Because I abandoned Egbert sometime in January, I admit the experience is no longer quite fresh in my mind, though I do continue to refer to it, probably two or three times a month, when cataloging Eugene Debs pamphlets. As a book I’ve (mostly) read, I can only write about it in terms of ranking it in comparison to other lengthy works that stopped time, namely War and Peace (which I read from August to October, 2012) and William Shirer’s The Rise and Fall of the Third Reich (August through November, 2013). Experience scientifically proves that the longer I spend time on a book, the less I remember of it, other than begging it to stop, please stop.
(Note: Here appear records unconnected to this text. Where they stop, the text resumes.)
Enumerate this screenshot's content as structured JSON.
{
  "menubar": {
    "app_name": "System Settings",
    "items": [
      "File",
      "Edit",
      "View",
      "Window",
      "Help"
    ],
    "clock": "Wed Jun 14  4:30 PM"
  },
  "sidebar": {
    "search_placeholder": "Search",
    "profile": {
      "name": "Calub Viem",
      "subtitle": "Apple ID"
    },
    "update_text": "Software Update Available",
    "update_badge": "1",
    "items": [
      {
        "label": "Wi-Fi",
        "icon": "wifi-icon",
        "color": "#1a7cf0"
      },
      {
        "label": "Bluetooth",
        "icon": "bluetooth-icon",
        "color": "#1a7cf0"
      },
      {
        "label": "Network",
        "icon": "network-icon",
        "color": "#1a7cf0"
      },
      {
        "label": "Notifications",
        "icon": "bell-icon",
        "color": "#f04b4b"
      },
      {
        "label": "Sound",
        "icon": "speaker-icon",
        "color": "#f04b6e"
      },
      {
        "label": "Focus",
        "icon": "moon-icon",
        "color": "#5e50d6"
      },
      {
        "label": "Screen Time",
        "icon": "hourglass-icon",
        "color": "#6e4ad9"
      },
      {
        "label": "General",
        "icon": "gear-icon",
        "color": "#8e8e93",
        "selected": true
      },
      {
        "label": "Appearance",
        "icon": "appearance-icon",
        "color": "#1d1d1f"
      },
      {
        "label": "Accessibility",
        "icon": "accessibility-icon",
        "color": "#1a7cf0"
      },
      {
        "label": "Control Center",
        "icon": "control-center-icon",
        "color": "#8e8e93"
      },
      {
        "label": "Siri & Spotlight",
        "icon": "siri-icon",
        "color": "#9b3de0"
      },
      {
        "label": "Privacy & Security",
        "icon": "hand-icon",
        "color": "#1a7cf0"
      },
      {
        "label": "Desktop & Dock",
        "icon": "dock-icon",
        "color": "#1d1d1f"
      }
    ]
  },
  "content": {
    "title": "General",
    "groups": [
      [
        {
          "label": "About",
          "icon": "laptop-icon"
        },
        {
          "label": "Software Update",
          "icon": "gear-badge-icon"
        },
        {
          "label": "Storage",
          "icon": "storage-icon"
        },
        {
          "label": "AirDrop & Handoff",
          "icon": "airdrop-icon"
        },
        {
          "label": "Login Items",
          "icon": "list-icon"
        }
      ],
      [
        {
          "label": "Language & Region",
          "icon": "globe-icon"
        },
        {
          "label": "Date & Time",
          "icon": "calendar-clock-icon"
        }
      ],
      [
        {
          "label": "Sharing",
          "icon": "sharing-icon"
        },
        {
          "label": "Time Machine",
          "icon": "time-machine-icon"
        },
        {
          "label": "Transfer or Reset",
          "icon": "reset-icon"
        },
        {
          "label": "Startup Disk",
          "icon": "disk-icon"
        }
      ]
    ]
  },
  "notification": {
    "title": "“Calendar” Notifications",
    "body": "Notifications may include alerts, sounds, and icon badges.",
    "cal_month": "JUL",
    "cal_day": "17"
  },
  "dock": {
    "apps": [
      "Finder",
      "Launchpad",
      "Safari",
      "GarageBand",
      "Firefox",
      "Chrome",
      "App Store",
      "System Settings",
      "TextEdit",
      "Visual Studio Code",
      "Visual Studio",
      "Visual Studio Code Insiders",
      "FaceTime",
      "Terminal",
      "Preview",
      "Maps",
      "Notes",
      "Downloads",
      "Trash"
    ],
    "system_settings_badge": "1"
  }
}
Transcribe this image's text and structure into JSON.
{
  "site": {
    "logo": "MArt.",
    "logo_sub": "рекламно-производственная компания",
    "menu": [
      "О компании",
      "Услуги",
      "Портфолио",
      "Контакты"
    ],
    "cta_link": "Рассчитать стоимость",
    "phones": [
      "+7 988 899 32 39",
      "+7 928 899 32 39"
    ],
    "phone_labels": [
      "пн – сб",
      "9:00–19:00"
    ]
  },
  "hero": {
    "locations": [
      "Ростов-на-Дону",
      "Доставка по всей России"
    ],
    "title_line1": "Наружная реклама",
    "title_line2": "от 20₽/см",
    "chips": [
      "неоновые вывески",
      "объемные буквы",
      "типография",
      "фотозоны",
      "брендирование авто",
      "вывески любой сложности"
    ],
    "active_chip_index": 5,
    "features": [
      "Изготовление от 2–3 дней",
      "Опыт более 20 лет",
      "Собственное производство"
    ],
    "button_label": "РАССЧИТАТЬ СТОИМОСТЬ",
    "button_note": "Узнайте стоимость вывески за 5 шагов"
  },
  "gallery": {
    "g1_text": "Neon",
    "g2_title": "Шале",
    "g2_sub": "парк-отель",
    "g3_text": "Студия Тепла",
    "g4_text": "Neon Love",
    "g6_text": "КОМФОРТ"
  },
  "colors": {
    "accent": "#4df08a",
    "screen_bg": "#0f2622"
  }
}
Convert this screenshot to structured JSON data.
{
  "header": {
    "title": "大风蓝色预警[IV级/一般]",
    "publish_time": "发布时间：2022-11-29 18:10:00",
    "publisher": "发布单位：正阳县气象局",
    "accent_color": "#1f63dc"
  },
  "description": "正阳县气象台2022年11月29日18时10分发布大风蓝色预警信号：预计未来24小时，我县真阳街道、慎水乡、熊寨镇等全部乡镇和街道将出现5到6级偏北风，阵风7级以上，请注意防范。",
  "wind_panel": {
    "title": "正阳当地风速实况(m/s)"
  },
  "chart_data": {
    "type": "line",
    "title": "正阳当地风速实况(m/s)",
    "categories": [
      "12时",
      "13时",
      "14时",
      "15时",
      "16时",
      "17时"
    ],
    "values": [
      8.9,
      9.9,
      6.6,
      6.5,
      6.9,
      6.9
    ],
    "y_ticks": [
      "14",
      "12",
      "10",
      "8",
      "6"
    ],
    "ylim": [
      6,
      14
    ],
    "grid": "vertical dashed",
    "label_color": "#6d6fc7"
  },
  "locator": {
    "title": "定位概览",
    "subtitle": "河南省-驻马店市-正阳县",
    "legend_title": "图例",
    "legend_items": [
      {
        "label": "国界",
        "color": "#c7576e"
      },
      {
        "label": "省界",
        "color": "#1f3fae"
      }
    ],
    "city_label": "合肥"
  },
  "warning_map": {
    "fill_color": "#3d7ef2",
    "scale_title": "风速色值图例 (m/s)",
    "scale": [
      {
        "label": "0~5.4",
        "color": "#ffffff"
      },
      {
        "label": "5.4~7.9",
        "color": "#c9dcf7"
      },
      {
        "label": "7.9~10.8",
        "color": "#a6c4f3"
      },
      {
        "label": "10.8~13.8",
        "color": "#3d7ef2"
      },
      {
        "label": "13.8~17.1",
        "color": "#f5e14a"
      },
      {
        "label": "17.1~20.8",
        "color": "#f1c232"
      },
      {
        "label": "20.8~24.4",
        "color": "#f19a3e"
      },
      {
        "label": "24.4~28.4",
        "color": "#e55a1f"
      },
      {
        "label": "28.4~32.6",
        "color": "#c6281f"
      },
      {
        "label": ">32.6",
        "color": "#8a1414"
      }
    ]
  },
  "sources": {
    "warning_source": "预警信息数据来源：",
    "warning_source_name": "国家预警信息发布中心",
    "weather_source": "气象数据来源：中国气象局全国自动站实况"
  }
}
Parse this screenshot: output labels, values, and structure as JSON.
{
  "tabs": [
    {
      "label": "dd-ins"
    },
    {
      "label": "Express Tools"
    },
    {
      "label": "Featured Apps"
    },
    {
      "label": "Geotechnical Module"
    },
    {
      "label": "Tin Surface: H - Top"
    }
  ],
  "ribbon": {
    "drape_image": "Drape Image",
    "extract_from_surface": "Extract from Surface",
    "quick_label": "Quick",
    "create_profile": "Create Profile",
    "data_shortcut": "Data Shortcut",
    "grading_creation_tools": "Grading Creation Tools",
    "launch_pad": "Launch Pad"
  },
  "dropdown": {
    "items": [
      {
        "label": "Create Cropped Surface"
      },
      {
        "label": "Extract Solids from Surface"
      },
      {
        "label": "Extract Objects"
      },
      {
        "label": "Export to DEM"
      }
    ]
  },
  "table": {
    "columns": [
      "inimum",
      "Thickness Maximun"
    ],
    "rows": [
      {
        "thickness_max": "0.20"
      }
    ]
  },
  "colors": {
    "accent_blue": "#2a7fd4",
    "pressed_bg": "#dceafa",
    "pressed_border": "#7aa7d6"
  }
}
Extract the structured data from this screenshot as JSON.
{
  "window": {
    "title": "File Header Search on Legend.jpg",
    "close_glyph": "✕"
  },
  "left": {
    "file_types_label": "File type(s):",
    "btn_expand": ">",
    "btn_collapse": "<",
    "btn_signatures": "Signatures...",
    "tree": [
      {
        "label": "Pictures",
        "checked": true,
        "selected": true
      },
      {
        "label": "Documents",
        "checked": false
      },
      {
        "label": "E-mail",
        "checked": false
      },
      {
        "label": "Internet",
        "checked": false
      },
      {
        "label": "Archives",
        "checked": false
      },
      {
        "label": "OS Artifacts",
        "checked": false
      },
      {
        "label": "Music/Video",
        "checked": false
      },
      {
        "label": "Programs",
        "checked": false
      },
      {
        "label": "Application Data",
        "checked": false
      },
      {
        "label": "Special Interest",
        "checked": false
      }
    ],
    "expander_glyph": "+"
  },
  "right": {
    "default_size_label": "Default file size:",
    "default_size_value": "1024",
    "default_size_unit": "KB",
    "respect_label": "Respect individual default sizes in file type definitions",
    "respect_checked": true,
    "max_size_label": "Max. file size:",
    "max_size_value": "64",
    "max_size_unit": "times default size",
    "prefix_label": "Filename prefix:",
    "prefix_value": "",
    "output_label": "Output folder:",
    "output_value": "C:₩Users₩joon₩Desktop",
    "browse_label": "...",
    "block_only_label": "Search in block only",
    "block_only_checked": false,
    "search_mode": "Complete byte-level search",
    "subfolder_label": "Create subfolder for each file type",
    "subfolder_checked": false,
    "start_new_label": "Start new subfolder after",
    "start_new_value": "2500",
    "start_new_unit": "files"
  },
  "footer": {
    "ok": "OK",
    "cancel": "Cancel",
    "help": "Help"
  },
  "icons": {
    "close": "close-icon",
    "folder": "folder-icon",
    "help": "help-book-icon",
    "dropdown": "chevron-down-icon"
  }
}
What can Itell you about Egbert, other than that it is terribly long? Surely it has improved myability to catalogue Eugene Debs pamphlets, I say to myself; but then again, I’ll never really know, as I had never catalogued a Eugene Debs pamphlet prior to reading Egbert. There is no B.E. as far as my time with Lorne is concerned. My time as Rob Rulon-Miller’s cataloger counts as the B.E. era, but I don’t look back on that as a timeof pagan innocence, because back then the bible was Fleeman’s bibliography of the works of Samuel Johnson, where the reference numbers look like this: FLEEMAN 59.4R/264b+/$25472446redrum. A very special mind, one like Egbert’s or Lorne’s, for example, is required for pleasurably reading Egbert cover to cover. I’m arguing that I don’t have that kind of mind, but I will also say this: the difficulty of producing a history of socialism in America is at least partly due to the complexity and enormity of the subject. Socialist thought does not exist linearly; it’s a Russian nesting doll/Venn diagram monster, from which all of these organizations sprouted and fought and differed in some small but irreconcilable way: Social Democratic Federation, Social Democratic Party of America, Social Democratic Party of North America, Social Democratic Workingmen’s Party, Socialist Labor Party (also known as the Socialistic Labor Party), Socialist Labor Party (Cincinnati), Socialist Party, the Socialist Party Militants, and the Socialist Workers Party. There’s Christian socialism, religious socialism, democratic socialism, evolutionary socialism, Fabian socialism, Neo-Calvinist socialism, neoliberal socialism, revisionist socialism, revolutionary socialism, scientific socialism, state socialism, Tory socialism, utopian socialism, and socialistic realism; there were four Internationals, the second socialist, the third Bolshevist, the fourth Trotskyist. All of these figure in Egbert, some more prominently than others. It will take many years of full-time immersion in the Lorne Bair Rare Books backlog before I can readily tell them apart. So far I’ve got the Socialist Party covered. And the Militants, but only because I catalogued a Militant publication last week.
I hope all of the forgoing will serve as an introduction to the real purpose of this blog post: to introduce the Minivan of the Revolution Book Club. It’s a lot like Oprah’s and Mark Zuckberg’s book clubs, but with a larger impact on the southwest corner of suite 206, 661 Millwood Ave., Winchester, Virginia. Every month I will read a book from our recently catalogued inventory, which is affordable, relevant to our many specialties, and relatively obscure. If I choose a title that you find is too mainstream, do not take offense, even if you wrote it. I’d never heard of it before it walked across my desk, or I wouldn’t be reading it. So next month’s book is a 1920s edition of Scottish author Susan Edmonstone Ferrier’s novel Marriage (first published in 1818), with an introduction by H.L. Morrow. I mean the book has an introduction by Morrow, not the blog. H.L. Morrow is long dead. I’m still alive, Egbert notwithstanding.